The early European settlers in North America knew the first thing to be done to prosper was clear the land.
Trees, brush and rocks stood in the way of growing crops for survival. With simple tools, oxen and strong backs, they created the environment for their futures.
Back then, the priorities and the tasks to be done to ensure a livelihood were obvious.
The path to a profitable livelihood today isn't so obvious. It's camouflaged with distractions, assumptions and habits.
If you want your business to grow, have you taken the time to clear the land first?
I mean taking actions like these examples:
- Set your goals for the next 12 months
- Analyze what you do each day and how much time the activities take
- Eliminate time wasters
- Clean and organize your desk and work area
- Purge the out of date files cluttering your file drawers
- Upgrade your cell phone to a smart phone with internet access
- Delegate tasks others can do to free up your time for goal oriented activity
- Schedule time off to rest and recharge
Just like trees, brush and rocks were to early settlers, the obstacles to your business's growth need to be cleared before your business can grow.
I work with professional horseman to improve profitability with key strategies in Finance, Marketing and Personnel.
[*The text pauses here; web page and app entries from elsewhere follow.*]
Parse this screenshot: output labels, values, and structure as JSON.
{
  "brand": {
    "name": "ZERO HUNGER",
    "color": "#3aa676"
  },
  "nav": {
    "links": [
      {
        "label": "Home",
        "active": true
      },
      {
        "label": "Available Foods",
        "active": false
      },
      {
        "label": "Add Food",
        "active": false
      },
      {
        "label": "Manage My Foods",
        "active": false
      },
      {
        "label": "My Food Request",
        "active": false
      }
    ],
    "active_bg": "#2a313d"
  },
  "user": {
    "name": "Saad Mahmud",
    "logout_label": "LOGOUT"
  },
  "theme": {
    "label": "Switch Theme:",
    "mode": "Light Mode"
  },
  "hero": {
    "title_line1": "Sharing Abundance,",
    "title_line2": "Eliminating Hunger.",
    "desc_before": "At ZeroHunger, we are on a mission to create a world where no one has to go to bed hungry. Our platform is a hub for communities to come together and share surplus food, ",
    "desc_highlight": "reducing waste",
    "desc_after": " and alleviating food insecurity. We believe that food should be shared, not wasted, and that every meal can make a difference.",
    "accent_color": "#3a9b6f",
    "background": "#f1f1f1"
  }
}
If you're challenged with not enough time, not enough money or not enough of the right people working for you, call or e-mail for a no charge consultation appointment.
Is your group or oganization looking for a speaker about the business half of the horse business?
Did you know Profitable Horseman has a business page with daily horse business tips on Facebook:
If your barn rules aren’t working very well, Robert Fulghum’s “All I Really Need to Know I learned in Kindergarten” suggests these:
Don’t hit people
Put things back where you found them
Clean up your own mess
Don’t take things that aren’t yours
Say you’re sorry when you hurt somebody
What’s A Jibe Ho… Duck?
No, it’s not today’s special on the Chinese takeout menu.
If you have been sailing, you might recognize Jibe Ho! as sailing jargon warning that the boom is about to cross from one side of the boat to the other with strong head knocking force and keeping your head low is good for your health.
Sailors love jargon. It’s part of the tradition of the sport. And when around other sailors, the language of sailing is efficient for saying much in just a few words. Jargon in any sport or industry is the vernacular that helps identify you as a member of the community.
And in the world of horses, there is no shortage of jargon and horseman’s parlance: warmbloods, hacking, barn sour, martingales, reiners, leg yield and bar shoes. Seasoned horsemen have no problem understanding your choice of words and terms, but for the inexperienced group who are entering the world of horses, your sentences may include words that might as well be Sanskrit for a newcomer to comprehend.
As you speak to the beginners, scan faces for signs of understanding. Many people are too embarrassed to ask a question when they hear a word or phrase they don’t understand. When you use specialized terminology, rephrase it and say it again in basic terms. Beginners feel awkward enough without having to feel intimidated by the foreign language of the horse world.
When you take the time to translate, trust builds.